EXTRACTED RECORDS:

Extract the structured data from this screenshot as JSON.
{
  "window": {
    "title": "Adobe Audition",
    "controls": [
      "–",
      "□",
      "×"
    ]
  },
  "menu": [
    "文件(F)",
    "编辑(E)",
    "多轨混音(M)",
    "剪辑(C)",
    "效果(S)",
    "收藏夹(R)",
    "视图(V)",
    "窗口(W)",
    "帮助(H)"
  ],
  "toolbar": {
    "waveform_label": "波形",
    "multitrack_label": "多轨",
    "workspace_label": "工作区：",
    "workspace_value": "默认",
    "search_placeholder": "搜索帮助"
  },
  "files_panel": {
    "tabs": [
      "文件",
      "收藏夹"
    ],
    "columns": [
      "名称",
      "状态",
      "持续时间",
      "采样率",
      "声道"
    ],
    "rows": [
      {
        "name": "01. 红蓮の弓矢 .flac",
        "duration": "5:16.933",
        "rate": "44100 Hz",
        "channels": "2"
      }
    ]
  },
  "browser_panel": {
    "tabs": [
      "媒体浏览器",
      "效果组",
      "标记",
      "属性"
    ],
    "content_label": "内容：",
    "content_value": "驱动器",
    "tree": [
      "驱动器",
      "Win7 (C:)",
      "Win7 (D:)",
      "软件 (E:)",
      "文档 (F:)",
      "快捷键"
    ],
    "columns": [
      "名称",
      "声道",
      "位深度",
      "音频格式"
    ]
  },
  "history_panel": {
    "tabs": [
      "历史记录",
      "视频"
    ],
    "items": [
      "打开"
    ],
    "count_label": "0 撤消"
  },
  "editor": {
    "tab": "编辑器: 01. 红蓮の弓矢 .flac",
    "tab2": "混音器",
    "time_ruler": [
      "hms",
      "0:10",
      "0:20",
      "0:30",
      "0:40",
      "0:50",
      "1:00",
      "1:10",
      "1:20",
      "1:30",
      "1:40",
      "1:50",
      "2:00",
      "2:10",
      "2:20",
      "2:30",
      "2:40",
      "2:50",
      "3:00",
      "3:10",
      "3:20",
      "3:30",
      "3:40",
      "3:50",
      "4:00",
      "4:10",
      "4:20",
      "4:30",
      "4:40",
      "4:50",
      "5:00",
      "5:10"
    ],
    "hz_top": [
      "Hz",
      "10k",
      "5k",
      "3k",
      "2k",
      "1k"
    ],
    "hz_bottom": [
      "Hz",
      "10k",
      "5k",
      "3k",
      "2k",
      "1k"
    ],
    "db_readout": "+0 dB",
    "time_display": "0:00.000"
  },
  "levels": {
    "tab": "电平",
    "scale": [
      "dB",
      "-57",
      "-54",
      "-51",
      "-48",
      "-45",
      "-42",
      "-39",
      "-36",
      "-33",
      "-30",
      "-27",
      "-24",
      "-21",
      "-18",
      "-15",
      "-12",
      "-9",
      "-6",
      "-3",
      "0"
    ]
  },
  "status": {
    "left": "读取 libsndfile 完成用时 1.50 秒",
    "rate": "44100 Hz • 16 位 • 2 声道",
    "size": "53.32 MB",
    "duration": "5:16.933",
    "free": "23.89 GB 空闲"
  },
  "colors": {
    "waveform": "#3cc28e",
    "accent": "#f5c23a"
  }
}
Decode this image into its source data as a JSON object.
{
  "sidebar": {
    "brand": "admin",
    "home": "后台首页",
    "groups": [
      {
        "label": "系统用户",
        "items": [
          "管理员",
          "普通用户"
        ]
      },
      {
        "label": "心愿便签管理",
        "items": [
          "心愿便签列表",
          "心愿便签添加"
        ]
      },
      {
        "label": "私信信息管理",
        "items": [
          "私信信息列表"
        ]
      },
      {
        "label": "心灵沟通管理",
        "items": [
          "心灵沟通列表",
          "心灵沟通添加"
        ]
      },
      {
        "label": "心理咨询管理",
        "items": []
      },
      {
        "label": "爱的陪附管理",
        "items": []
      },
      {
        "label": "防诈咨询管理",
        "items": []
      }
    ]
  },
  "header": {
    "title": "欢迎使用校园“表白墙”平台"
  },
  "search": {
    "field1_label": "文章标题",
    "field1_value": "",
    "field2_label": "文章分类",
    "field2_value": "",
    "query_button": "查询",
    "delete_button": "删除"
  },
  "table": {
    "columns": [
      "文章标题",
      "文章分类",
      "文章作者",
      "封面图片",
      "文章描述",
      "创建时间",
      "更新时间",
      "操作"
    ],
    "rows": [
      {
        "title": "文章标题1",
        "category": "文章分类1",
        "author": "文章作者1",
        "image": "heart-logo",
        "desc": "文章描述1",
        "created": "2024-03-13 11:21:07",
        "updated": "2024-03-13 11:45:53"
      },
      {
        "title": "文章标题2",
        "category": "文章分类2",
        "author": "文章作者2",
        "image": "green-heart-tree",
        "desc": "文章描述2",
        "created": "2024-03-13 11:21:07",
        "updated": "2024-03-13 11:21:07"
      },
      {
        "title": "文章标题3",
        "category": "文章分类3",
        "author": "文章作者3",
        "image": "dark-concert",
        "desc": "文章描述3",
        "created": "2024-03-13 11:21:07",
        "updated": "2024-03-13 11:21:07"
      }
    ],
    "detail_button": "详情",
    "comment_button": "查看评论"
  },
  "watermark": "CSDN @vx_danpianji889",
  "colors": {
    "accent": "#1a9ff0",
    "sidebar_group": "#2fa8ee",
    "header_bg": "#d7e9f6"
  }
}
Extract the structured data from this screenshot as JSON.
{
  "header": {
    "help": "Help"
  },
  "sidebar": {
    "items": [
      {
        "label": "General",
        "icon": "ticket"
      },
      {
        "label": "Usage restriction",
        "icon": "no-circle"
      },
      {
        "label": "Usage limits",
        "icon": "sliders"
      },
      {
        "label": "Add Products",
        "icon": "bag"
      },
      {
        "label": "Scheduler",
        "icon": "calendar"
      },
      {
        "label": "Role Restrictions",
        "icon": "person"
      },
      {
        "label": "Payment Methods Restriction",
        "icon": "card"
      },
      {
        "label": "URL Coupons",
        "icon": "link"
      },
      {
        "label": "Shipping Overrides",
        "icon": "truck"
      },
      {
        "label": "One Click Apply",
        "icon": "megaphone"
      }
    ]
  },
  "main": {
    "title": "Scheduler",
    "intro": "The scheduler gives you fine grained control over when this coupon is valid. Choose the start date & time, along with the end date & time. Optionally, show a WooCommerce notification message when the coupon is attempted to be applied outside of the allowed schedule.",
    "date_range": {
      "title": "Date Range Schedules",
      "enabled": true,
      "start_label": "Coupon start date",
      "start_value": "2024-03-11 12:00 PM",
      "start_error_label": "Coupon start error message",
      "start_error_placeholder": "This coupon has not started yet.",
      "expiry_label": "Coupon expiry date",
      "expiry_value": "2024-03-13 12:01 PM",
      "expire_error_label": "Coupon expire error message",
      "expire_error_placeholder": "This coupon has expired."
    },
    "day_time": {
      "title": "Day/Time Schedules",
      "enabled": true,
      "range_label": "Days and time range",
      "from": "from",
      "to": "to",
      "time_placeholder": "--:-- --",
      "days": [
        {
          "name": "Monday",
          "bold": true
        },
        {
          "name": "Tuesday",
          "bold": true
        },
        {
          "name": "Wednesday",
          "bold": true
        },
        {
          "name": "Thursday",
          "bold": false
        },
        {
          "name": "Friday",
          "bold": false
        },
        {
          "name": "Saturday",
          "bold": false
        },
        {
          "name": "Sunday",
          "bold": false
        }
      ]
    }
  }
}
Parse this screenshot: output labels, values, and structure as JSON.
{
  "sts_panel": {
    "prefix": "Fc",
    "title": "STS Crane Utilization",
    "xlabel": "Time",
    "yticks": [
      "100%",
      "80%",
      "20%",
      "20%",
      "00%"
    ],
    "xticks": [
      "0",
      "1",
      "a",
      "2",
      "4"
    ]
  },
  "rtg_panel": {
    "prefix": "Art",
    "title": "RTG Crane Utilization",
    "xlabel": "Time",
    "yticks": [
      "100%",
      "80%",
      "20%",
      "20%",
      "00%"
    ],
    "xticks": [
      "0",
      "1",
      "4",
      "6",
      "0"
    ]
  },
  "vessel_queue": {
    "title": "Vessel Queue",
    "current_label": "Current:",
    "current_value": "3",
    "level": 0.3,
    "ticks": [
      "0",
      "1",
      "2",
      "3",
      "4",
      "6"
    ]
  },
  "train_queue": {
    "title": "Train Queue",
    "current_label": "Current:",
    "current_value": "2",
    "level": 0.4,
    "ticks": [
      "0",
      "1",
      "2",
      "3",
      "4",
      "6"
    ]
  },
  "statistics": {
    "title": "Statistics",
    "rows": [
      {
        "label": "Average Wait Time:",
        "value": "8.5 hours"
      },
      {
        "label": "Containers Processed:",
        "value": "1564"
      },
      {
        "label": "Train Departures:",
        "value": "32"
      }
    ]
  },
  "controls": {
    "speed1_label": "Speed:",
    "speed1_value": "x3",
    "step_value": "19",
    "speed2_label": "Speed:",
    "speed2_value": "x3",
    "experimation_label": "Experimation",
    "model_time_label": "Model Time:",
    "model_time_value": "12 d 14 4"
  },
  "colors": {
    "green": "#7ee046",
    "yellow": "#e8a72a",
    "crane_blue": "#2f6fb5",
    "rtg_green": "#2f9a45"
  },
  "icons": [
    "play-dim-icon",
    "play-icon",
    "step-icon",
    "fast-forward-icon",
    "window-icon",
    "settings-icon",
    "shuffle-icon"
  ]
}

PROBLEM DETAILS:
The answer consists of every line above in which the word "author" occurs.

EXERCISE RESULT:
        "author": "文章作者1",
        "author": "文章作者2",
        "author": "文章作者3",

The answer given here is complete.